One can imagine a particularly graphic song by Riskay playing in the background as Walker recites the above words.
After a backlash she removed the reference to ejaculate and tweeted a longer version of the poem. Although she won’t become a goodwill ambassador for the city any time soon, she should make the shortlist for the next round of MacArthur Fellows “genius” grants. In her poem, she anthropomorphizes Charlottesville, which rapes and smothers and lynches its inhabitants.
Complete with grammatical errors, it reads:
Charlottesville: The beautiful-ugly it is. It lynched you, hung the noose at city hall and pressed the souvenir that was once your finger against its lips. It covers your death with its good intentions. It is a place where white women with Black kids collects [sic] signature for a white man who questions whether a black woman understands white supremacy. It is destructively world class. White people say that it is a place where gentrification started with the election of a Black women [sic] in 2017 and because of white power, a lie becomes #facts. Its daily practice is that of separating you from your soul. Charlottesville is void of a moral compass. It’s as if good ole tj [i.e. Thomas Jefferson] is still cleverly using his whip to whip the current inhabitants into submissiveness. Charlottesville rapes you of your breaths. It suffocates your hopes and dreams. It liberates you by conveniently redefining liberation. It progressively chants while it conservatively acts. Charlottesville is anchored in white supremacy and rooted in racism.

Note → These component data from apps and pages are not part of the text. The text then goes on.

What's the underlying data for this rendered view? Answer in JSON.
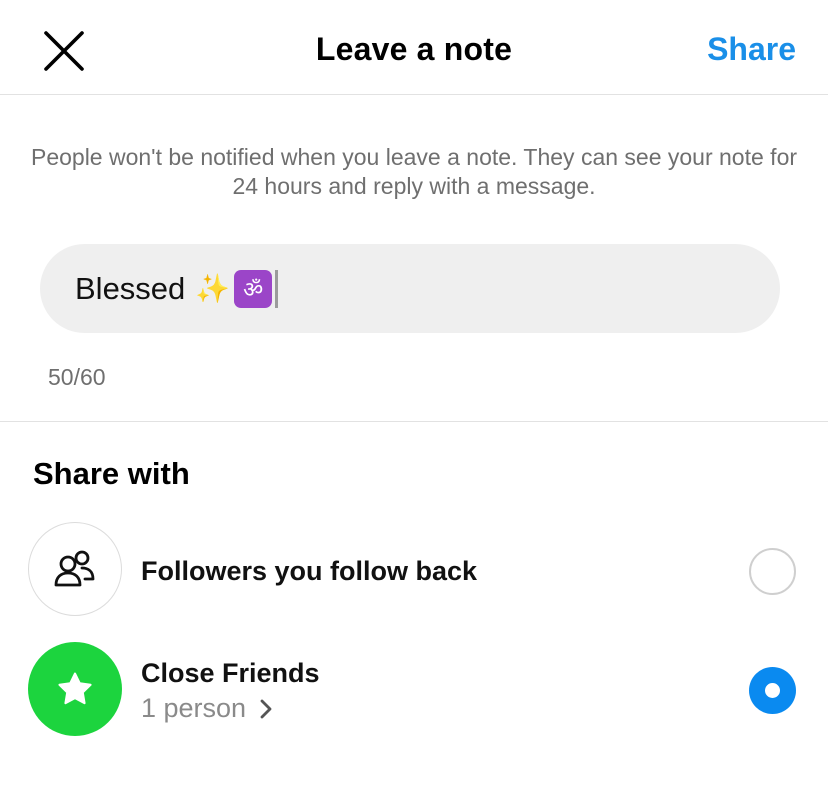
{
  "header": {
    "close_icon": "close-icon",
    "title": "Leave a note",
    "share_label": "Share",
    "share_color": "#1a8fe8"
  },
  "info_text": "People won't be notified when you leave a note. They can see your note for 24 hours and reply with a message.",
  "note": {
    "text": "Blessed",
    "emojis": [
      "sparkles",
      "om-symbol"
    ],
    "sparkles_glyph": "✨",
    "om_glyph": "ॐ",
    "counter": "50/60"
  },
  "share_with": {
    "title": "Share with",
    "options": [
      {
        "label": "Followers you follow back",
        "icon": "people-icon",
        "selected": false
      },
      {
        "label": "Close Friends",
        "sublabel": "1 person",
        "icon": "star-icon",
        "icon_bg": "#1cd43e",
        "selected": true,
        "selected_color": "#0a8af0"
      }
    ]
  }
}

Charlottesville rapes you and covers you in sullied sheets.
Why Walker wants to continue being mayor of a city she so obviously despises is unclear.
Then again, Barack Hussein Obama schemed mightily to become POTUS even though he hates America with a burning passion.
Maybe whining is the only thing Walker is good at. In modern America, it pays the bills.
Other Parts of Series:
Part I: Chicago’s Lori Lightfoot.
Part 2: LA’s Eric Garcetti.
Part 3: DC’s Muriel Bowser.
Part 4: KC’s Quinton Lucas.
Part 5: SF’s London Breed.
Part 6: Philly’s Jim Kenney.
Part 7: St. Louis’ Tishaura Jones.
Part 8: Jackson’s Chokwe Antar Lumumba.
Part 9: Seattle’s Jenny Durkan.
Part 10: Minneapolis’s Jacob Frey.
Part 12: Portland’s Ted Wheeler.
Part 13: Atlanta’s Keisha Lance Bottoms.
Part 14: NYC’s Bill de Blasio.